Sog.: based on the novel The Unsleeping Eye (1973) by David G. Compton. Scen.: David Rayfiel, Bertrand Tavernier, Géza von Radványi. F.: Pierre-William Glenn. M.: Michael Ellis, Armand Psenny. Scgf.: Anthony Pratt, Bernd Lepel. Mus.: Antoine Duhamel. Int.: Romy Schneider (Katherine Mortenhoe), Harvey Keitel (Roddy), Harry Dean Stanton (Vincent Ferriman), Thérèse Liotard (Tracey), Max von Sydow (Gerald Mortenhoe), William Russell (dottor Mason), Vadim Glowna (Harry), Caroline Langrishe (la ragazza del bar), Bernhard Wicki (il padre di Katherine). Prod.: Bertrand Tavernier, Elie Kfouri, Alain Sarde per Selta Films, Sara Films, Little Bear, Antenne 2, TV 13 Fernseh-und Filmgesellschaft mbH, SFP – Société Française de Production, ZDF – Zweites Deutsches Fernsehen, Corona Filmproduktion GmbH. DCP. Col.
In an unspecified future, it is a good idea not to look the person you are speaking to in the eyes – this is the implicit advice in Tavernier’s La Mort en direct. For that person might have miniscule cameras inserted into their pupils and fuelled by solar or artificial light. And so your face, your gestures, your most intimate actions and secrets could be transmitted, perhaps via satellite, to a global broadcaster waiting to transform all life’s moments into show business, with you as an involuntary protagonist. [….] However, bit-by-bit viewers become bored with life and start to long for new experiences; and so death, life’s antagonist, is called into play. In other words, the secret recording and live broadcast of suffering and death. Thus spectacle is guaranteed! […] This is the starting point for the futuristic novel that David Compton gave Tavernier and from which he created an ‘ethical fantasy’ film – in other words, a film belonging to that current of science fiction which prefers to deal in matters of sociology and consciousness than the stars.

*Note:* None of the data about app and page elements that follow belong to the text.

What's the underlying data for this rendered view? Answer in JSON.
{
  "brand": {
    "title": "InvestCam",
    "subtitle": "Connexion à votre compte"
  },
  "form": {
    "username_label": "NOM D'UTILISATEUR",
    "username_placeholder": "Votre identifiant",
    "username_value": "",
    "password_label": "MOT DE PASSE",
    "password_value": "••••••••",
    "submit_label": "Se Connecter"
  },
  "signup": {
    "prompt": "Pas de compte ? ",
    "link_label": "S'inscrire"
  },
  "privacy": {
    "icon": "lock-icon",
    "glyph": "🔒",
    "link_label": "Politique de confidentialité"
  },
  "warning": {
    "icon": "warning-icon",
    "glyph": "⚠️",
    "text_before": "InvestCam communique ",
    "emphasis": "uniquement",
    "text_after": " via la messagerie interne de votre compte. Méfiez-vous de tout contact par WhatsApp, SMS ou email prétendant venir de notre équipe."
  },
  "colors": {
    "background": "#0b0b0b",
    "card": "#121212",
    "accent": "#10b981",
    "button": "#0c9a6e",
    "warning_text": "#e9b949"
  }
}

La Mort en direct thus belongs to the same tradition as the Elio Petri’s The Tenth Victim, François Truffaut’s Fahrenheit 451, or the films of Watkins.
Callisto Cosulich, “Cinema 60”, n. 140, July-August 1991
Consumed with worry, and filled with doubt, above all self-doubt, she could give of herself completely, provided one showed her the same generosity in return: “If you need me and you can make it known, I will give you my all, if you will give me yours. If not, then find an easier actress to work with. Try Charlotte Rampling…” She thought she was incapable of improvising, and that was true as far as dialogue was concerned, but when it came to emotion, she would dive right in. Shots were prolonged well beyond their normal duration. She taught me to stop saying “Cut!” when I was used to saying it. Romy Schneider was one of those actors who give you direct tion, they are like the musical score to your direction. She dictated, practically imposed, very long scenes, with ample movement. If you disrespected her, she could whip up like an ocean in a storm. Sautet says she reminds him of Mozart. I’ve always thought more in terms of Verdi or Mahler. We used to write to each other all the way through the shoot and I’ve kept some of her letters, in her own words, signed Katherine, the name of her character in the film. The first letter was very simple: “I will be your Katherine, without any self-pity.” She got right to the heart of the character.
Bertrand Tavernier, “Positif ”, n. 300, February 1986